**EXERCISE AIM:** Go through the data below and return each line containing the word "title".

[EXCERPTED RECORDS — start]

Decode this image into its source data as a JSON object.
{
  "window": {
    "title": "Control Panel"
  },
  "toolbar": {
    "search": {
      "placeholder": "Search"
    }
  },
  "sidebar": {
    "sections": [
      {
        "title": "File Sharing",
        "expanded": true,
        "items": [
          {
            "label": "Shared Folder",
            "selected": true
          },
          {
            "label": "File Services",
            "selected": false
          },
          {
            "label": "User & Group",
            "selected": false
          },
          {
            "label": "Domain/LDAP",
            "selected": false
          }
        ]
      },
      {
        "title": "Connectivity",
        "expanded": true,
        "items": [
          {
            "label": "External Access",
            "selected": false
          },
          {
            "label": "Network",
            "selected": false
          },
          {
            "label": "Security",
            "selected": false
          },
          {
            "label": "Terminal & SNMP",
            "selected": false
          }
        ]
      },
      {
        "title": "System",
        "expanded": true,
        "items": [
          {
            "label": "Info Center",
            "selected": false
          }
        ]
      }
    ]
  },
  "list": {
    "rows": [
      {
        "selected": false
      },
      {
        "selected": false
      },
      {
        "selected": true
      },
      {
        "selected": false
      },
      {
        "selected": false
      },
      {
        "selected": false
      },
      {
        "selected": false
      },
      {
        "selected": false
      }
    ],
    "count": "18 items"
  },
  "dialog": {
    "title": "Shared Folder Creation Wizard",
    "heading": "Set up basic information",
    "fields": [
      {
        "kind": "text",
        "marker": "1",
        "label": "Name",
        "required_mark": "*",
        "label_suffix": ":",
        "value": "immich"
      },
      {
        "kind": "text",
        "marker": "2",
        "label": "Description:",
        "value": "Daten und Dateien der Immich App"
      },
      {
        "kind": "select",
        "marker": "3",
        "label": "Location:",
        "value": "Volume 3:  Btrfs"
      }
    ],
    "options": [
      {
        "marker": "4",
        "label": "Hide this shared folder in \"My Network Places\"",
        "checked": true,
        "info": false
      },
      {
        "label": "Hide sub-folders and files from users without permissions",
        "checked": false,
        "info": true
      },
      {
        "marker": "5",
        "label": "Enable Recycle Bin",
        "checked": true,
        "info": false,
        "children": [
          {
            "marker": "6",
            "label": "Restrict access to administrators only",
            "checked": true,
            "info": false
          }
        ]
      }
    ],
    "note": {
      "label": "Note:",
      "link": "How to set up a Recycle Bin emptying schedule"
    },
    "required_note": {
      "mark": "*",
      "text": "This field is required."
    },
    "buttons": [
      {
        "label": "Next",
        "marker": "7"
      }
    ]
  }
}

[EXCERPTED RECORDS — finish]
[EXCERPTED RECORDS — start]

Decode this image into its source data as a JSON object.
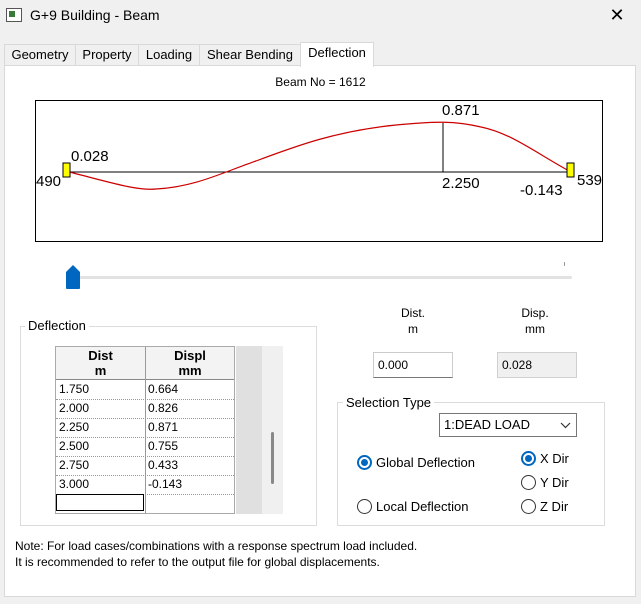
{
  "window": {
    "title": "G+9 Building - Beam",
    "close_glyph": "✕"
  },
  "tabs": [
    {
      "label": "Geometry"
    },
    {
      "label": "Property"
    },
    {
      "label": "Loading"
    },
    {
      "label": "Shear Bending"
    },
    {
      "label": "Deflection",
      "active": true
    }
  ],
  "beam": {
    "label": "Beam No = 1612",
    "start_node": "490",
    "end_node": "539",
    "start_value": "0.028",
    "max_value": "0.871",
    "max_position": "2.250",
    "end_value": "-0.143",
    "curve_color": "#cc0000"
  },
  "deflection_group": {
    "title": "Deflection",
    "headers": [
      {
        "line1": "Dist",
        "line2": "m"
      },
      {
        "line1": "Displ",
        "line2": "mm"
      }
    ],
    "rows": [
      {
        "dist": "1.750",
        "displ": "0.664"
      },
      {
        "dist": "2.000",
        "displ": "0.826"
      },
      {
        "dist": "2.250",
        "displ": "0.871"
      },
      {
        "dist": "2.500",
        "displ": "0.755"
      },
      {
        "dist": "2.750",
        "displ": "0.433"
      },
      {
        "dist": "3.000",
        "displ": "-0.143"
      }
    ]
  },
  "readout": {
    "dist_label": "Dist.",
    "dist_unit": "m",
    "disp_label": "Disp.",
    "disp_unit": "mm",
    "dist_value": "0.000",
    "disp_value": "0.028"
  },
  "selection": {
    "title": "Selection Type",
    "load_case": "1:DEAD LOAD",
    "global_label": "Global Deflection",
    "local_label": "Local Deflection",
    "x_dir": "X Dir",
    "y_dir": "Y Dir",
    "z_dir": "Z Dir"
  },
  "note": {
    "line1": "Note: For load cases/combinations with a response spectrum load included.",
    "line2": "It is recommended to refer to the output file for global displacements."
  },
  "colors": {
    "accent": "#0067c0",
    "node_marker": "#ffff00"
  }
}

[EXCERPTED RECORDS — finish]

**EXPECTED OUTPUT:**
    "title": "Control Panel"
        "title": "File Sharing",
        "title": "Connectivity",
        "title": "System",
    "title": "Shared Folder Creation Wizard",
    "title": "G+9 Building - Beam",
    "title": "Deflection",
    "title": "Selection Type",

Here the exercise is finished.